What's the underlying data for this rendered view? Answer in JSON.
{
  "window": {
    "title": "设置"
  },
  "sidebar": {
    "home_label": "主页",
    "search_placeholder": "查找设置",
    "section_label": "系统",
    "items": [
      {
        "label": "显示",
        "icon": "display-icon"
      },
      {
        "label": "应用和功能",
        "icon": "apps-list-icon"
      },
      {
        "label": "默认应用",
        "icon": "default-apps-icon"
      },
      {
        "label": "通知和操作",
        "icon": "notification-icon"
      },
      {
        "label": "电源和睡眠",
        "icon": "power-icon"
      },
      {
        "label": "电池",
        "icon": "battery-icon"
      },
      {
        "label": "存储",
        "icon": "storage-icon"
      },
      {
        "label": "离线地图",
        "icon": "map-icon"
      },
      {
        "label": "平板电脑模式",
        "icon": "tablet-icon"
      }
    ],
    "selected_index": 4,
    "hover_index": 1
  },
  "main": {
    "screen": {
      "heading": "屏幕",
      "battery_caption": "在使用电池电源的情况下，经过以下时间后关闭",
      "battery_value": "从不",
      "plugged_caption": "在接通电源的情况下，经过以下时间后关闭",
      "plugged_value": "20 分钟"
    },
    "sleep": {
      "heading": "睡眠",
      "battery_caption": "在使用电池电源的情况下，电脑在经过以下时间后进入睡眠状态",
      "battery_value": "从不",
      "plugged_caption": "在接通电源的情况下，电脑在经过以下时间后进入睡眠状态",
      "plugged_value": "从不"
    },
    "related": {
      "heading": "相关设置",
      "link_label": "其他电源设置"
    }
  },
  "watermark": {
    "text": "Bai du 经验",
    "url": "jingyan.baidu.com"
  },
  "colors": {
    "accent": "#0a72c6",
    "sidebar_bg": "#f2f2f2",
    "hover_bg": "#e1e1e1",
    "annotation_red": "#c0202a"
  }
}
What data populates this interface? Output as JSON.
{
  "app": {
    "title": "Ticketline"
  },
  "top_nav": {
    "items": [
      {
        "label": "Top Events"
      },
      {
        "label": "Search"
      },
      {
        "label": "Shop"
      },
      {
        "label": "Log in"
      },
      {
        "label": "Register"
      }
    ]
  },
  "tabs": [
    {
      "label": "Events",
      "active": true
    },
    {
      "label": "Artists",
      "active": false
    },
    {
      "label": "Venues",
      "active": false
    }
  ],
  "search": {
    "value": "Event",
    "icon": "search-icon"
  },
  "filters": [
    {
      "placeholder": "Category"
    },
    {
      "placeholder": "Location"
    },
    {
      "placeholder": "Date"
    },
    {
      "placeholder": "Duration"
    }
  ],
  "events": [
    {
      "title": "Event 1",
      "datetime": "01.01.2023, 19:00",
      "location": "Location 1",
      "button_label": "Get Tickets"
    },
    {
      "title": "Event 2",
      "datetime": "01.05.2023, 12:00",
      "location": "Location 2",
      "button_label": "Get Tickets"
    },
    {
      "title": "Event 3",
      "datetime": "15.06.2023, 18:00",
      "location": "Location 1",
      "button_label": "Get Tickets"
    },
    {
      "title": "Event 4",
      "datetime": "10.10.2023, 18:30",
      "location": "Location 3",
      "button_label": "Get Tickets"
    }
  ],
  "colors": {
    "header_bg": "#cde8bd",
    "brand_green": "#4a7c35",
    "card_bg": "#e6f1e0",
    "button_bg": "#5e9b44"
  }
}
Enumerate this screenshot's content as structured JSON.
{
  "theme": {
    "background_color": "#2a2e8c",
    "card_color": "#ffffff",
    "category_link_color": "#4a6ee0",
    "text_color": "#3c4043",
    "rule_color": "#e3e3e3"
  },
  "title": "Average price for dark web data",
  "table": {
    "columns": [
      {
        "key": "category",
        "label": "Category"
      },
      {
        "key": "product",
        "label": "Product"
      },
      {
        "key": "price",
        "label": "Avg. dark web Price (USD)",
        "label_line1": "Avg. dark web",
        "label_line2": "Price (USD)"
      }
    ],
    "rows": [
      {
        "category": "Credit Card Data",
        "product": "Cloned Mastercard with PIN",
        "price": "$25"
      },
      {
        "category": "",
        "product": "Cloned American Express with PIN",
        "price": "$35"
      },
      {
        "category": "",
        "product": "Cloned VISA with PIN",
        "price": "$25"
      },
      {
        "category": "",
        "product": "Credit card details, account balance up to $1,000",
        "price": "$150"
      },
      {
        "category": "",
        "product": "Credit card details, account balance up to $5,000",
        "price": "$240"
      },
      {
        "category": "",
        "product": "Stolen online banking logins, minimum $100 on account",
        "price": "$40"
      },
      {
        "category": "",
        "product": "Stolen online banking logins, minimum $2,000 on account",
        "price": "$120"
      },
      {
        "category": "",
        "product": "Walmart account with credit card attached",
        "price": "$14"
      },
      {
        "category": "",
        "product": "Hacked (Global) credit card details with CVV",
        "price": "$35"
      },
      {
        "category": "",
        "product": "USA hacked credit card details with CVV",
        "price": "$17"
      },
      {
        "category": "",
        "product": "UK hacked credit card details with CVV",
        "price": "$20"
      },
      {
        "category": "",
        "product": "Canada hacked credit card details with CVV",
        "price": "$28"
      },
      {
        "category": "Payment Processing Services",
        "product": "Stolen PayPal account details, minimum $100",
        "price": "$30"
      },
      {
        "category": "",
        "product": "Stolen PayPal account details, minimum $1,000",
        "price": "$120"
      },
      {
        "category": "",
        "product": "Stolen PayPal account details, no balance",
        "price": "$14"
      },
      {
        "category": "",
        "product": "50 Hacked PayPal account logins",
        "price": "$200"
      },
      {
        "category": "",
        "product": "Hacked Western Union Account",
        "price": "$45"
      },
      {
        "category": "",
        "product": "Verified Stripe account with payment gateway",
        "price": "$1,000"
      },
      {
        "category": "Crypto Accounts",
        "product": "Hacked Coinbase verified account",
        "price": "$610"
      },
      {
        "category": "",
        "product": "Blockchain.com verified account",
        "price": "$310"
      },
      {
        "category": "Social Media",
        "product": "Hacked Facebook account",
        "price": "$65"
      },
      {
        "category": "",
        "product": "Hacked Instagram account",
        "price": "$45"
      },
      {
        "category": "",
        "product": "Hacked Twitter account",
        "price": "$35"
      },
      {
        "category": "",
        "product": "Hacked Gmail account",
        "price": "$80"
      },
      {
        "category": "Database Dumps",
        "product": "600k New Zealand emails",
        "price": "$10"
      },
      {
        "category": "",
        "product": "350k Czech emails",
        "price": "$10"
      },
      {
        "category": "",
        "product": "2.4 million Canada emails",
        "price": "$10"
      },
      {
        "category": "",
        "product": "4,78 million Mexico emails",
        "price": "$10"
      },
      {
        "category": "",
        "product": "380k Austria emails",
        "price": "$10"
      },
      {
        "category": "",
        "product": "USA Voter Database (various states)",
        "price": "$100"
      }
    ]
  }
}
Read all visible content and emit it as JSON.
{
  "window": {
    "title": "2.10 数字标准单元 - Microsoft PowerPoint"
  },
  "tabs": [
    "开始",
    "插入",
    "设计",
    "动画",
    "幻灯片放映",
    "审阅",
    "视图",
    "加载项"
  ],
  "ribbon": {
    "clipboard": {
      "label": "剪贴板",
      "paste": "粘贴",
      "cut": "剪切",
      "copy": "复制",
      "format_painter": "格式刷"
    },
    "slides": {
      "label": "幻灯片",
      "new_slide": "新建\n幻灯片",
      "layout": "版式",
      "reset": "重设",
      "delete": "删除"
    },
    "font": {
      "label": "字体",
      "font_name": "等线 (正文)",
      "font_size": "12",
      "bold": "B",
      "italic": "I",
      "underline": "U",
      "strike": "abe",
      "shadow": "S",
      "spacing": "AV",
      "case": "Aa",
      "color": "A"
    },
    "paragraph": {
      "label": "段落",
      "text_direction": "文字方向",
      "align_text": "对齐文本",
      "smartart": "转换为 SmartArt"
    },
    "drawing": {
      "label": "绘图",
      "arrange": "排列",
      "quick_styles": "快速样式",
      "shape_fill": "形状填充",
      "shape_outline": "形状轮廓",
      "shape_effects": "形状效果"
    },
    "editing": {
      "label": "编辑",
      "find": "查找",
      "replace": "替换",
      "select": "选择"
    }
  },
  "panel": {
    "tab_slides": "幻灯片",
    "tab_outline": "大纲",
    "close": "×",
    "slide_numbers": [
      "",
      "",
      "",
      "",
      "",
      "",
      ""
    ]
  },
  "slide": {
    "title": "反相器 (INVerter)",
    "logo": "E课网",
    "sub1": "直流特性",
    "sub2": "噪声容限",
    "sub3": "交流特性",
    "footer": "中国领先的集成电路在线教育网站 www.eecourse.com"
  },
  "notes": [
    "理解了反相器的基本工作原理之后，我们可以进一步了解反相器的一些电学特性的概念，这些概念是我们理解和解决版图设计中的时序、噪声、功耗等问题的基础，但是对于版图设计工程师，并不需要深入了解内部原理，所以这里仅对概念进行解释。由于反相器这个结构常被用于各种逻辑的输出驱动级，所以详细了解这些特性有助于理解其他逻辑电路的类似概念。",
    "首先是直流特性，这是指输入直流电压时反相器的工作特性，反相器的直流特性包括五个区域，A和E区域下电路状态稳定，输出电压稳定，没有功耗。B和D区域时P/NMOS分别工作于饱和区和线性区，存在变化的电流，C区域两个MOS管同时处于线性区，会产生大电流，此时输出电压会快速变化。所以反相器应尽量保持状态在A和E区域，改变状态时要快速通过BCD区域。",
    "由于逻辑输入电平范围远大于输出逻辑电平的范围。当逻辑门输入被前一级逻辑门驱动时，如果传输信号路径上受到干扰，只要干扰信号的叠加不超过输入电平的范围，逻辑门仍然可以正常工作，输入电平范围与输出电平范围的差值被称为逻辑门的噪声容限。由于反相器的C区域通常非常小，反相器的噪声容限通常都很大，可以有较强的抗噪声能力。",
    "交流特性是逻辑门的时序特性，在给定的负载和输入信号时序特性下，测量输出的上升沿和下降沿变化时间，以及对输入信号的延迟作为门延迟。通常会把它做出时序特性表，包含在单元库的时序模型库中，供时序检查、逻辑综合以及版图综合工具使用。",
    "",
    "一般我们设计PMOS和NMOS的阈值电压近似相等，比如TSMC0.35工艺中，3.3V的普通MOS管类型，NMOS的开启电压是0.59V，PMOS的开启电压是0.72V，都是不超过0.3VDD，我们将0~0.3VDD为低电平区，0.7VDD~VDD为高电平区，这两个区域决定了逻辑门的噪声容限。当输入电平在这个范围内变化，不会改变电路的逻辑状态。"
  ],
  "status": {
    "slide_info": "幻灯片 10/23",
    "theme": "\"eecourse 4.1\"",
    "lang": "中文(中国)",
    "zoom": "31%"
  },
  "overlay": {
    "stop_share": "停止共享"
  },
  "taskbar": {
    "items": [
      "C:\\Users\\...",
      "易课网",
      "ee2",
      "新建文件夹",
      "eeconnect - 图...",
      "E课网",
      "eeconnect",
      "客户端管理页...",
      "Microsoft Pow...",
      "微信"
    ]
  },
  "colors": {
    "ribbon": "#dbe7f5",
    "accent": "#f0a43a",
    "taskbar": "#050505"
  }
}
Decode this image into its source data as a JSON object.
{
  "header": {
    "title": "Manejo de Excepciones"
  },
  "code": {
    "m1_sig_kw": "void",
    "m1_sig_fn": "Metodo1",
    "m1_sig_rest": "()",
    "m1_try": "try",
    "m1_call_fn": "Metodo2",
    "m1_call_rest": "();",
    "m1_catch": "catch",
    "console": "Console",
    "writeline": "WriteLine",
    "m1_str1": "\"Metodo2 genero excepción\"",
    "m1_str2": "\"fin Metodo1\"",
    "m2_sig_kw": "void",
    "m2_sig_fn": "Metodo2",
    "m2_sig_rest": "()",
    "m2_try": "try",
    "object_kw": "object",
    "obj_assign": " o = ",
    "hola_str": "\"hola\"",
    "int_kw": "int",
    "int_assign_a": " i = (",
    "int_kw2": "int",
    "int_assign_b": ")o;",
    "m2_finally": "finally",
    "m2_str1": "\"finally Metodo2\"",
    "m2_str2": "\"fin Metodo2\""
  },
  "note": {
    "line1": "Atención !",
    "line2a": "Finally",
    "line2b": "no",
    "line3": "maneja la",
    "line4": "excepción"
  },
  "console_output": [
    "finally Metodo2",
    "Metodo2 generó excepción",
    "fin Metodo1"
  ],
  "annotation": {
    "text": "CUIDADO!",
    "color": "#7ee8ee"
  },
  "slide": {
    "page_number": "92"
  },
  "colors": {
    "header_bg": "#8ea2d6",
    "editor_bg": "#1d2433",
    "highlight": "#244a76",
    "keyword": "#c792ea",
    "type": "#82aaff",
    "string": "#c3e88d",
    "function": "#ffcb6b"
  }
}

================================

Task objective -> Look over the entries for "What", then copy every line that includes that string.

Answer box ->
What's the underlying data for this rendered view? Answer in JSON.
What data populates this interface? Output as JSON.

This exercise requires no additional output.